U.S. Bank Launches NFC Payment Pilot in Salt Lake City, Portland (Jan. 10, 2013)
Jan. 10, 2013
Salt Lake City’s focus as a hotbed of NFC-based mobile payment intensified today as U.S. Bank announced the launch of its “Go Mobile” app enabling some of its credit card customers to convert their iPhones to an NFC payment device. Salt Lake City residents can now wave their phones to pay at any merchant that supports contactless payment as part of either Google Wallet, the Isis mobile payment pilot taking place in Salt Lake City and Austin, Texas, or U.S. Bank’s effort, as multiple NFC pilots move forward worldwide. Residents of Portland, Ore., are also part of U.S. Bank’s NFC pilot.

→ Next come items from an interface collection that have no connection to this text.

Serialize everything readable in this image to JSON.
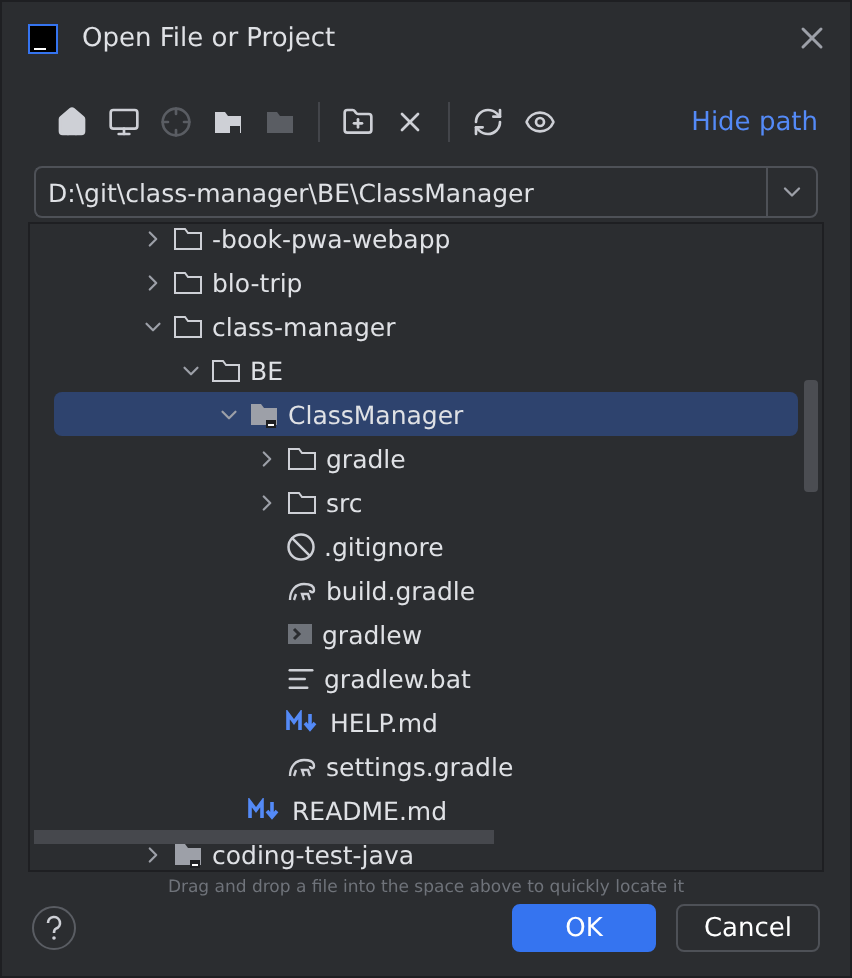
{
  "window": {
    "title": "Open File or Project"
  },
  "toolbar": [
    {
      "kind": "home",
      "disabled": false
    },
    {
      "kind": "desktop",
      "disabled": false
    },
    {
      "kind": "target",
      "disabled": true
    },
    {
      "kind": "module",
      "disabled": false
    },
    {
      "kind": "folder",
      "disabled": true
    },
    {
      "kind": "separator"
    },
    {
      "kind": "new-folder",
      "disabled": false
    },
    {
      "kind": "delete",
      "disabled": false
    },
    {
      "kind": "separator"
    },
    {
      "kind": "refresh",
      "disabled": false
    },
    {
      "kind": "hidden",
      "disabled": false
    }
  ],
  "hide_path": "Hide path",
  "path": {
    "value": "D:\\git\\class-manager\\BE\\ClassManager"
  },
  "tree": [
    {
      "label": "-book-pwa-webapp",
      "kind": "folder",
      "expanded": false,
      "selected": false
    },
    {
      "label": "blo-trip",
      "kind": "folder",
      "expanded": false,
      "selected": false
    },
    {
      "label": "class-manager",
      "kind": "folder",
      "expanded": true,
      "selected": false,
      "children": [
        {
          "label": "BE",
          "kind": "folder",
          "expanded": true,
          "selected": false,
          "children": [
            {
              "label": "ClassManager",
              "kind": "module",
              "expanded": true,
              "selected": true,
              "children": [
                {
                  "label": "gradle",
                  "kind": "folder",
                  "expanded": false,
                  "selected": false
                },
                {
                  "label": "src",
                  "kind": "folder",
                  "expanded": false,
                  "selected": false
                },
                {
                  "label": ".gitignore",
                  "kind": "ignore",
                  "selected": false
                },
                {
                  "label": "build.gradle",
                  "kind": "gradle",
                  "selected": false
                },
                {
                  "label": "gradlew",
                  "kind": "script",
                  "selected": false
                },
                {
                  "label": "gradlew.bat",
                  "kind": "text",
                  "selected": false
                },
                {
                  "label": "HELP.md",
                  "kind": "markdown",
                  "selected": false
                },
                {
                  "label": "settings.gradle",
                  "kind": "gradle",
                  "selected": false
                }
              ]
            },
            {
              "label": "README.md",
              "kind": "markdown",
              "selected": false
            }
          ]
        }
      ]
    },
    {
      "label": "coding-test-java",
      "kind": "module",
      "expanded": false,
      "selected": false
    }
  ],
  "hint": "Drag and drop a file into the space above to quickly locate it",
  "buttons": [
    {
      "label": "OK",
      "primary": true
    },
    {
      "label": "Cancel",
      "primary": false
    }
  ]
}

The pilot also underscores the growing number of banks piloting NFC payment services with DeviceFidelity, a Richardson, Texas-based NFC technology provider. U.S. Bank said it has partnered with DeviceFidelity and Datacard Group to make Go Mobile available to new customers of its FlexPerks Travel Rewards Visa credit card who have an iPhone 4 or iPhone 4S who also opt in for the service. U.S. Bank is supplying participating customers with a DeviceFidelity sleeve containing a microSD chip that converts the phone into an NFC payment device. The case also has an extra battery extending the phone’s charge time by 50 percent, designed to increase convenience for frequent travelers, U.S. Bank said. The bank plans to expand the Go Mobile service “more broadly” later this year.
U.S. Bank, Wells Fargo and Bank of America have been involved in pilots with DeviceFidelity technology to add NFC capabilities to smartphones since 2010. Datacard Group clearly sees opportunity in the strategy and last year announced it had taken an equity stake in DeviceFidelity to support the development of peripheral devices to add NFC payment to iPhones. And, as Apple Inc. stays mum on plans to add NFC to iPhones, innovations to add contactless or NFC payment capabilities to iPhones and other non-NFC devices through add-on cases and peripherals continue to proliferate. TransCard last year announced plans to work with DeviceFidelity to use microSD chips to overcome the lack of NFC-enabled phones.